#### Material shown
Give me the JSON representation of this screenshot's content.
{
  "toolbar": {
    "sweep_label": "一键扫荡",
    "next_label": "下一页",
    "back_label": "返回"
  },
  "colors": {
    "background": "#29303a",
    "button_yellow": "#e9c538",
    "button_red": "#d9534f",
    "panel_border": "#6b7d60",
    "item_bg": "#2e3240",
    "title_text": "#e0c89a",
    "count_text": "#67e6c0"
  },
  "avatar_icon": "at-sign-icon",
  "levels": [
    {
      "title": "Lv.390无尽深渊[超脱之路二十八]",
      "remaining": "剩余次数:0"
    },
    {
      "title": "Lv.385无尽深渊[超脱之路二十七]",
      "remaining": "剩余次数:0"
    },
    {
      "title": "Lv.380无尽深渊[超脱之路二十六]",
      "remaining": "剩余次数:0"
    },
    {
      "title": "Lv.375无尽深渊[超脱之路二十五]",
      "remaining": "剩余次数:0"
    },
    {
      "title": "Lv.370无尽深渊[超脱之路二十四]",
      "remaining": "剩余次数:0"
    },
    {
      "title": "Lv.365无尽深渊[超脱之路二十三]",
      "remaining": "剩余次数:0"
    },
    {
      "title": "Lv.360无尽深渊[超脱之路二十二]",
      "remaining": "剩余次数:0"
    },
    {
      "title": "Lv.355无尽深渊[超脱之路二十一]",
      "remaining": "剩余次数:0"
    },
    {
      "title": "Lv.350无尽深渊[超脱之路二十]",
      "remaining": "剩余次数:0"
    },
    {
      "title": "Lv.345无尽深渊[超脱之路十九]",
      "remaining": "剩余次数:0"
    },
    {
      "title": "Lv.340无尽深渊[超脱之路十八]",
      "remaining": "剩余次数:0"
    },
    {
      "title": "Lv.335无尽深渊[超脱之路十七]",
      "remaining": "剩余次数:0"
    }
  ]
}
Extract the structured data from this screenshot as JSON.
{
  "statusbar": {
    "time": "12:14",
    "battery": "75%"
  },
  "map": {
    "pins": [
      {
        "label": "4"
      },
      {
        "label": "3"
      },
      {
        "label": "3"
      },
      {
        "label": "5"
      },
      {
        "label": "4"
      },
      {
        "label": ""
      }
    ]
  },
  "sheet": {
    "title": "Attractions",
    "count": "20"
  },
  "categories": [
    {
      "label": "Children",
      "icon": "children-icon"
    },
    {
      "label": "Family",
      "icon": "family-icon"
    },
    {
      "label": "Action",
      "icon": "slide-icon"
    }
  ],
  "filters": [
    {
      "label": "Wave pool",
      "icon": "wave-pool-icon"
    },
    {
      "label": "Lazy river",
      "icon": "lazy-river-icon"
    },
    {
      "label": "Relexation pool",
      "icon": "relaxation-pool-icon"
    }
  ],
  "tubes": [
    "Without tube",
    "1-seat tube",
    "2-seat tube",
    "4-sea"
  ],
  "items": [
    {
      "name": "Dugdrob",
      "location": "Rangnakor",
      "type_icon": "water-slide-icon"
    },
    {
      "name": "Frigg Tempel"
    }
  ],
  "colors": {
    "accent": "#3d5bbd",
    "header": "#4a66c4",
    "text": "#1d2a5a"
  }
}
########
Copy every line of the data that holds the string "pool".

• _Answer to this task_:
      "label": "Wave pool",
      "icon": "wave-pool-icon"
      "label": "Relexation pool",
      "icon": "relaxation-pool-icon"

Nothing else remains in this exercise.